▸ Task item
In the entries below, count every line with the string "Bother". State the count and nothing else.

▸ Data for this task
#####

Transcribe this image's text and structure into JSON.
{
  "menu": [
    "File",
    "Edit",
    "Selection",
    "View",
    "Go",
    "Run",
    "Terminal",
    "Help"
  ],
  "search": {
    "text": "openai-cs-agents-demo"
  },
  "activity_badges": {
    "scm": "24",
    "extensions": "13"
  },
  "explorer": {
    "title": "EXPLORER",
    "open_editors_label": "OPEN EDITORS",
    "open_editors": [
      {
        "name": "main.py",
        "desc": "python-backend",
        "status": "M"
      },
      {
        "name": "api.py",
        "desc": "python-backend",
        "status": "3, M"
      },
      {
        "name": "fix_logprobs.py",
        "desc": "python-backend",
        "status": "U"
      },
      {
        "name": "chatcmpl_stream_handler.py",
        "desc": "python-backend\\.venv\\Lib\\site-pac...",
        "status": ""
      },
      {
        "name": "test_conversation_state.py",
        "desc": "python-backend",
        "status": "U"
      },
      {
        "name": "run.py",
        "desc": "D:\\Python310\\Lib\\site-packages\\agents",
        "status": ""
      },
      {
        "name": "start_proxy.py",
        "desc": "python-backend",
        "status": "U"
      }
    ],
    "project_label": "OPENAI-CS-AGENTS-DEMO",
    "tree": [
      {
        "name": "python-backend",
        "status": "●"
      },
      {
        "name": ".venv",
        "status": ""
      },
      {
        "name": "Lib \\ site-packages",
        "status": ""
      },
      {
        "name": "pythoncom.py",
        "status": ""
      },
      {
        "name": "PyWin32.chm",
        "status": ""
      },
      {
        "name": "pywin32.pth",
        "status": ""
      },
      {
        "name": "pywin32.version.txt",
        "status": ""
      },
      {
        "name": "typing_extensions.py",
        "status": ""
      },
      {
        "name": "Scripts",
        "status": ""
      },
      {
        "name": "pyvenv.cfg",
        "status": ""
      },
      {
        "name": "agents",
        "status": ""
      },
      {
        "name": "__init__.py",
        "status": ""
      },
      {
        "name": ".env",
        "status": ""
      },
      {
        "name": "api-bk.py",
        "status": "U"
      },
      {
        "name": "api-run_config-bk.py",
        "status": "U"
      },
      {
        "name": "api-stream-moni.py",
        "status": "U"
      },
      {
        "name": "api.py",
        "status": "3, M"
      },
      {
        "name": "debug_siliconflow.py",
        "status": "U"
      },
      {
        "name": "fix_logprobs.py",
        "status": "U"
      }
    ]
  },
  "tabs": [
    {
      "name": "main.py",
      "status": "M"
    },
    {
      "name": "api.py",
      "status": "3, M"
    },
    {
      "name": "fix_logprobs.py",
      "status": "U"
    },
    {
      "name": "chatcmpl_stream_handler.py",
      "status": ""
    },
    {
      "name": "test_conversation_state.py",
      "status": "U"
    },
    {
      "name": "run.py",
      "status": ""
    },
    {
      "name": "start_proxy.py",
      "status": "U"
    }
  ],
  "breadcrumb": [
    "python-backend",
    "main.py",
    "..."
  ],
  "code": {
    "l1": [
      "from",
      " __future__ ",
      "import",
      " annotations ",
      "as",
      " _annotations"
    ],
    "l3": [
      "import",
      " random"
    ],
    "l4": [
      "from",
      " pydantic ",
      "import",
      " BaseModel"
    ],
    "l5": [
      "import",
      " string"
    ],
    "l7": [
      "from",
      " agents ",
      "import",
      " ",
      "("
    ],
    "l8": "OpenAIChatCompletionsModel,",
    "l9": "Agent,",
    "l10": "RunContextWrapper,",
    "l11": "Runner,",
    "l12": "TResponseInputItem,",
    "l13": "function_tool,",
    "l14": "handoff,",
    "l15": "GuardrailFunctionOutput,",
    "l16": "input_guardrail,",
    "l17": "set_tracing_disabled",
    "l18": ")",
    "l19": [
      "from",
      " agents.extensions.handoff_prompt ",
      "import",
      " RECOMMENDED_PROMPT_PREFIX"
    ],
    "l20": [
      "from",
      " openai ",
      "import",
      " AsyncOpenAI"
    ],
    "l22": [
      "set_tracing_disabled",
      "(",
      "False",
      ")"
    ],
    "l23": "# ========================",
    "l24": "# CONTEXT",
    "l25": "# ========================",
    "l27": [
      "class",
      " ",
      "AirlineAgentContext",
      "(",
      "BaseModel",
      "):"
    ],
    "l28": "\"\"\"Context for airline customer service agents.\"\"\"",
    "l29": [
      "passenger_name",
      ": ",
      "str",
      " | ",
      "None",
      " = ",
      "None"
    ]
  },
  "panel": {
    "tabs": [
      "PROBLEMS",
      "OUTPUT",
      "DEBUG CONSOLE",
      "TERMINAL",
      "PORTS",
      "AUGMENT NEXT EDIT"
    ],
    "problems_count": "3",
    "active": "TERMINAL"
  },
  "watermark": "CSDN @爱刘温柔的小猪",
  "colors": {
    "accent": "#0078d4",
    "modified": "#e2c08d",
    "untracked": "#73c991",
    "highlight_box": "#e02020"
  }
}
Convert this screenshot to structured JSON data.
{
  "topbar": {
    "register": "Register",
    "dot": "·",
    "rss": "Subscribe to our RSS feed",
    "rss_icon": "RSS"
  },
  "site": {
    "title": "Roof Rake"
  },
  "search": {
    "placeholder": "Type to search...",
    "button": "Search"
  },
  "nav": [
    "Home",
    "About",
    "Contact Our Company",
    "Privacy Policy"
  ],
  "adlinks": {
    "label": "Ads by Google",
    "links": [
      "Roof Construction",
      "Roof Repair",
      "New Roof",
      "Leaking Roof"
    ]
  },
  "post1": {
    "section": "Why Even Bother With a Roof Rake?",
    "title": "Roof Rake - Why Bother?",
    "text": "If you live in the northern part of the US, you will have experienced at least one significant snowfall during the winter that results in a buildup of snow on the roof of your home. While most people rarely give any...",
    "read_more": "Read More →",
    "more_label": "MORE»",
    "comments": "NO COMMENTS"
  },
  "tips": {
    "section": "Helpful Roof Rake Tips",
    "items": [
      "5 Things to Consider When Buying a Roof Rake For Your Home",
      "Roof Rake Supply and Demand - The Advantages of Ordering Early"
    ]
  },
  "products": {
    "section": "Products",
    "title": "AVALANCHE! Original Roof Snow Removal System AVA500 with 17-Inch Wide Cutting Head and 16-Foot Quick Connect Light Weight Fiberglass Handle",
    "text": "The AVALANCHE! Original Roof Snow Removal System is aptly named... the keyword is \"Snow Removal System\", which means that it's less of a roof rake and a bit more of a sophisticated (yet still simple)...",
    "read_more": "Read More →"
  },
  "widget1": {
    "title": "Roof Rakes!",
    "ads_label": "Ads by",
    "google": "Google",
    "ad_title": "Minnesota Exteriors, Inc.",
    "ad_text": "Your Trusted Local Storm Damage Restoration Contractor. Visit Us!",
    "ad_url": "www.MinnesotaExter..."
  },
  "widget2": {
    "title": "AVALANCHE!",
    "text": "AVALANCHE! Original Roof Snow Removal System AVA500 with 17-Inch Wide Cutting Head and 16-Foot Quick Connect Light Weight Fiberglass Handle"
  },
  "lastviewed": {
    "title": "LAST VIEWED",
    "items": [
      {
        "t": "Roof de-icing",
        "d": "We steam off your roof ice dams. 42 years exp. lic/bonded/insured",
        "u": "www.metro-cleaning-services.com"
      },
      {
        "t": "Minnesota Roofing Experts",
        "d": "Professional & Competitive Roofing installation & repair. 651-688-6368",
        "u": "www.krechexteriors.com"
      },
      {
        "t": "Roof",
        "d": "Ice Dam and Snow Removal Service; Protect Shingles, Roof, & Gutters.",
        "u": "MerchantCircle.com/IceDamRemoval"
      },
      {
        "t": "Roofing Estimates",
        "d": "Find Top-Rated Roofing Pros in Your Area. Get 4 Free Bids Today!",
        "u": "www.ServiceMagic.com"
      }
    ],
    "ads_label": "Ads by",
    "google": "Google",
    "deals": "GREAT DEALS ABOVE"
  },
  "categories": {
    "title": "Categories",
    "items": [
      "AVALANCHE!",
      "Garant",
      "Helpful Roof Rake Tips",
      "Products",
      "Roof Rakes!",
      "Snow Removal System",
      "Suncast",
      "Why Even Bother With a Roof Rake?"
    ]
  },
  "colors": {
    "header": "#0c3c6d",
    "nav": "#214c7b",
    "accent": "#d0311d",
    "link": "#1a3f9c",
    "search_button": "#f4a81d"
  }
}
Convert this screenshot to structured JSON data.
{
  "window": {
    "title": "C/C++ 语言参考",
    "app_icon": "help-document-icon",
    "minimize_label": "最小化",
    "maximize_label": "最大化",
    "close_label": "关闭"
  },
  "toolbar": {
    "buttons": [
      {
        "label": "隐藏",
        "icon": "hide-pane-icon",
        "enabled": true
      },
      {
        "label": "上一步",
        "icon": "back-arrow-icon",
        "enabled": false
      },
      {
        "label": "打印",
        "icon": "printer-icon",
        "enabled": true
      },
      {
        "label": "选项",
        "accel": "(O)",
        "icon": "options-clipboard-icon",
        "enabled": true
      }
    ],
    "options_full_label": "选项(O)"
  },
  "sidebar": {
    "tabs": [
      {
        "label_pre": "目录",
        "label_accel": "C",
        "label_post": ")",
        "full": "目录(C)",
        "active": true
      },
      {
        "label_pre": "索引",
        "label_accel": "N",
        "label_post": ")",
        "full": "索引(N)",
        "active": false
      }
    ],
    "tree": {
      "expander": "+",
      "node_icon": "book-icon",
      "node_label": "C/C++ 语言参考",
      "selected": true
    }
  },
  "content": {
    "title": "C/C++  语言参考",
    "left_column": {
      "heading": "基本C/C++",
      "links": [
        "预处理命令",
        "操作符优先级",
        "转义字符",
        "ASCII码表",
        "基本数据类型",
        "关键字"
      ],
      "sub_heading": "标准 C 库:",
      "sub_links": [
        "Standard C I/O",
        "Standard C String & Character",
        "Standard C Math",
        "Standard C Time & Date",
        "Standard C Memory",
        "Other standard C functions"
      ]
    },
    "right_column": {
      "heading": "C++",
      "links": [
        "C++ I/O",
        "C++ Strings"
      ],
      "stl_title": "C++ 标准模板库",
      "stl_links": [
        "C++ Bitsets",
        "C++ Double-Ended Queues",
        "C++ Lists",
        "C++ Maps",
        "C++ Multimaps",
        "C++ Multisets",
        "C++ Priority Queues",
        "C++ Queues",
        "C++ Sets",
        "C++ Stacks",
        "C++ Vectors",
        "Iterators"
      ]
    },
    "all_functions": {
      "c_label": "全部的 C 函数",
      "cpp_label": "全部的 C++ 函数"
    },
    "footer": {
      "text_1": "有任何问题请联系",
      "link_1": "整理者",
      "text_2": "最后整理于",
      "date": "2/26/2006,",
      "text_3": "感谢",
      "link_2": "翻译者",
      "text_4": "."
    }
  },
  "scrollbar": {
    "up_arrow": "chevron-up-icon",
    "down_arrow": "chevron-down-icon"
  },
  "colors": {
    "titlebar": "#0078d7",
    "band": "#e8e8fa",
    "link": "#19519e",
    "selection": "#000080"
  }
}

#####

▸ Response for this exercise
3